The purpose business is becoming lucrative. There has been mounting evidence over the last two years indicating that purposeful businesses are doing better than companies who are not yet demonstrating their social or environmental value. And the voices of customers, employees and shareholders alike are getting louder in demanding to see better behaviour and more meaningful contributions from the brands they choose to buy from, work for, and invest in. This has led increasing numbers of corporates to seek help meeting these increased expectations, by looking to identify their purpose beyond profit.

Unsurprisingly this demand has led to a number of new ‘entrants’ to the purpose consulting market, many from large multinational PR agencies keen to cash in on the action. And who can blame them? After all, brand purpose has been talked about in the marketing and comms industry for some years, and this is their stock in trade.

Now, don’t get me wrong – as someone who spent the first half of her career in PR, I would never seek to denigrate communications, as I hugely value the role it has to play in building successful brands and helping business achieve its aims.  But I am not sure it is the right discipline to work with to develop a company’s social purpose. Why? Because communicating your company’s purpose should only really take place once you have defined what it is, and built evidence of it from the inside out.
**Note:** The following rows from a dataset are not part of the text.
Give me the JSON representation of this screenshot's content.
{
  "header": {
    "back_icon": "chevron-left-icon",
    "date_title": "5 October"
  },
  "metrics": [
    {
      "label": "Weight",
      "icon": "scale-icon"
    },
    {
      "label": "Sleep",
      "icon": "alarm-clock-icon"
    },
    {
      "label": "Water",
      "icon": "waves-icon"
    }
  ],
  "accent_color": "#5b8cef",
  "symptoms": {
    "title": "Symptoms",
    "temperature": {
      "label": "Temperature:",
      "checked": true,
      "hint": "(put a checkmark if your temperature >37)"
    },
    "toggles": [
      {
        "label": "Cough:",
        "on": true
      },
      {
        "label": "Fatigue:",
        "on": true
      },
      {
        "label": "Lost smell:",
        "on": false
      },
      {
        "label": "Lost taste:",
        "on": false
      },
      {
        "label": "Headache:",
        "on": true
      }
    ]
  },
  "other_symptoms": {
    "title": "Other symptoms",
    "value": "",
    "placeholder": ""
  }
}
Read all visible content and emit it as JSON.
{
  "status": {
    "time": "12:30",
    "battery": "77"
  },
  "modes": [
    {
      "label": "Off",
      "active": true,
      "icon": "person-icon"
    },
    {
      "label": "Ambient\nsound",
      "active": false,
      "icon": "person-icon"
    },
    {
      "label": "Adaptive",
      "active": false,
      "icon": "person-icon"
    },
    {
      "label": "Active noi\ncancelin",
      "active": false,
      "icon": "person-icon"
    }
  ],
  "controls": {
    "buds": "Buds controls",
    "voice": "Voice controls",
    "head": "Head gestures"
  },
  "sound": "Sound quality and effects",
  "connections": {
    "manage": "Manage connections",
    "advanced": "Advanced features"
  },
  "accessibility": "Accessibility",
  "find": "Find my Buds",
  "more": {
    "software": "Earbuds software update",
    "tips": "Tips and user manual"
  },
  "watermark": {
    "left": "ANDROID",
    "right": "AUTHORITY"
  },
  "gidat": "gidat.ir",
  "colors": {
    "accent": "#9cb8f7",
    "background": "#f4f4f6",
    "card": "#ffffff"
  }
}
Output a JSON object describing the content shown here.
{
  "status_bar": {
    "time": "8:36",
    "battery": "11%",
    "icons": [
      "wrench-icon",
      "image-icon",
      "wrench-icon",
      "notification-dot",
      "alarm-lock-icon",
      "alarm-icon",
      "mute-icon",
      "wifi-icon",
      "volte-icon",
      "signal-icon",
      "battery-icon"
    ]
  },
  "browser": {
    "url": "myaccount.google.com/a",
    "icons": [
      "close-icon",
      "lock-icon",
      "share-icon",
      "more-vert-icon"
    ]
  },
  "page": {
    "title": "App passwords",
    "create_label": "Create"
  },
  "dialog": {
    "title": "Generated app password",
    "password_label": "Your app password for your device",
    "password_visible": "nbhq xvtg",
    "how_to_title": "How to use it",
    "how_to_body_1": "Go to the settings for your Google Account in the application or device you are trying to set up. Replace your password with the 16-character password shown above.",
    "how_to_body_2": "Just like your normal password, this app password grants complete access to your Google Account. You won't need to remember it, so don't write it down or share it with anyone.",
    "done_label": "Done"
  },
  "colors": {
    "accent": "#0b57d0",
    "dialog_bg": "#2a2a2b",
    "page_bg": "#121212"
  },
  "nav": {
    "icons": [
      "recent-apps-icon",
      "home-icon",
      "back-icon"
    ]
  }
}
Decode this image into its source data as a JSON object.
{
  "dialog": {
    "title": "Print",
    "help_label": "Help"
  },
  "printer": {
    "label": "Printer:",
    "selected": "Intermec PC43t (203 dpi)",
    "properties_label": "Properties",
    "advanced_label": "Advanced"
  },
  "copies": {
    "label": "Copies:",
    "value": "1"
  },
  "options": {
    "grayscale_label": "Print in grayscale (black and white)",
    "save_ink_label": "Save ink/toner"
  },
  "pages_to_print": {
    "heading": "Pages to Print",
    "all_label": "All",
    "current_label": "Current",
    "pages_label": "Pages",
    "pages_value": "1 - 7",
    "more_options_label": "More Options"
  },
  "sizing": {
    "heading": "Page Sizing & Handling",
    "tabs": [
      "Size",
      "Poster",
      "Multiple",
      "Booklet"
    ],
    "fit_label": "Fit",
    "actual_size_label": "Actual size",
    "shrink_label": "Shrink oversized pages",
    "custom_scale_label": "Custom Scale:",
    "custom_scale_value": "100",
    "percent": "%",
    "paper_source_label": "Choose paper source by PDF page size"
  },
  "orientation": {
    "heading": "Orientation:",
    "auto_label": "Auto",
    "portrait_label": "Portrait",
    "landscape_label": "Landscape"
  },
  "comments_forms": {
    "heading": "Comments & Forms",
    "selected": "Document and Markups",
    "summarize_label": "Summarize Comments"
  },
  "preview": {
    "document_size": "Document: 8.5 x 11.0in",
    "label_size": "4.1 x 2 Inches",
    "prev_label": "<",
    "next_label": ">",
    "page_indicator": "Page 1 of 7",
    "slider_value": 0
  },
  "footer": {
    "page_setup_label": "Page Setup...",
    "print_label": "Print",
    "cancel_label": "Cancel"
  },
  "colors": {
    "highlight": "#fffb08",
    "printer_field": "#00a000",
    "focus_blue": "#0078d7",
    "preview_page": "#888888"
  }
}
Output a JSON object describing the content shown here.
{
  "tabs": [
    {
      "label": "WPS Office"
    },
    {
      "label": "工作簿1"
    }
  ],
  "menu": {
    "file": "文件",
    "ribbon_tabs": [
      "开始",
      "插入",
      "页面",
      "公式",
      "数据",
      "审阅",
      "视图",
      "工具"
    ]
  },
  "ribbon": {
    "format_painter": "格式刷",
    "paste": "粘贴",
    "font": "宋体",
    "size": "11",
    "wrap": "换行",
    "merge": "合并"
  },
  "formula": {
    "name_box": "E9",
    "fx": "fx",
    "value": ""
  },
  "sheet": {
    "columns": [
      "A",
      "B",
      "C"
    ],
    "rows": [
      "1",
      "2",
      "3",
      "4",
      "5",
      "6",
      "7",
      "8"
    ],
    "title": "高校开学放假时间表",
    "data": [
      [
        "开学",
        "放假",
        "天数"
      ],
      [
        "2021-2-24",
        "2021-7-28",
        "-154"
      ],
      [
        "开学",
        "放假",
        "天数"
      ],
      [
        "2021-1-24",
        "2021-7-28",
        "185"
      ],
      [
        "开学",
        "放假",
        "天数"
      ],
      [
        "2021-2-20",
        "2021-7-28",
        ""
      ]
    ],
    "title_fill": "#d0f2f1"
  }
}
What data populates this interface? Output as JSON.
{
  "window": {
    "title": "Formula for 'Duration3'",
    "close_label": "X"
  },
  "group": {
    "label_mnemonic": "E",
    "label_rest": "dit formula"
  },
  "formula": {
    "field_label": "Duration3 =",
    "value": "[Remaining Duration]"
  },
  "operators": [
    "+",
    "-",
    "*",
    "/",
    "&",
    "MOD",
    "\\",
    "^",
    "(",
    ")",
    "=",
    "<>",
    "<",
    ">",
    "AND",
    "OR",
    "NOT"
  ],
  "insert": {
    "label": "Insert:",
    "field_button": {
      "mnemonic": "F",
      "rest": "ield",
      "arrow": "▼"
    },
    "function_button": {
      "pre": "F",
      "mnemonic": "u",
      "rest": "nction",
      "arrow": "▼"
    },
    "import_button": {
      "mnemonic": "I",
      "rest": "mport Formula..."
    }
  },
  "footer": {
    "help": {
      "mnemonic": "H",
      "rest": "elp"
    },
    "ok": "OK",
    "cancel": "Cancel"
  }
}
Take the trend for “CEO Advocacy” as an example. There is a lot of noise from communications professionals right now about the importance of the CEO championing a cause they are passionate about and taking a ‘campaigning stance’ on that in the media. And whilst I’m all for using individual leaders’ authentic passions as a centrepiece for their public profile building, this is a sticking plaster approach to building a purposeful business.

CEOs come and go within a few years, so if a company’s purpose has been built around their personal pet cause or charity, what happens when they leave and the company needs to maintain that legacy? Granted, if you have Founder/CEO such as Yvon Chouinard of Patagonia who has a crystal clear mission around which the whole business has been built from the ground up, or Paul Polman who took ten years to completely re-engineer the whole Unilever juggernaut around his Sustainable Living vision, then this approach can work.  But for most companies this is not the case.

Earlier this year, the cosmetics company Lush suddenly decided to run a storefront advertising campaign criticising the police officers who had infiltrated political groups undercover. The ‘campaigning stance’ came out of the blue, did not seem to fit with any pre-disposition or historical connection Lush had to political campaigning, and appeared to be just a cynical attempt to use the appearance of an ethical stance as a headline grabbing strategy. The result was a huge media and consumer backlash against the company and resulted in an embarrassing climb-down and damage to its brand.

So whilst there is a vital role of communications once a strategy has been developed and fully embedded, the real nub of creating a purposeful business must come from the heart of the company – it has to be embodied not just by business leaders, but by all employees and should be palpable in every interaction with every audience throughout the whole value chain.

I see purpose as the invisible thread that runs through your organisation, driving you to solve real world problems, and giving your business value and meaning. Key questions you need to be able to answer in order to define your company’s purpose include – what are the pressing social and environmental problems that your business is helping to solve? What unique contribution does your business make that no other organisation is equipped to fulfil? What would be different in the world if your business no longer existed?

You can’t answer these kinds of probing questions with a good strapline or a few op eds from the CEO. It takes a nuanced understanding of macro-economic, regulatory and geo-political issues that are framing the need for businesses to join the purpose revolution. I worked long and hard when I transitioned from communications into sustainability strategy to re-educate myself around this complexity, and still struggle to keep up with it each day.

My plea to businesses is to think carefully about what kind of specialist you work with on your purpose strategy. As tempting as it is to try and take shortcuts through painting a veneer of purpose onto your brand strategy – your long-term success will be far greater if you build it from the ground up.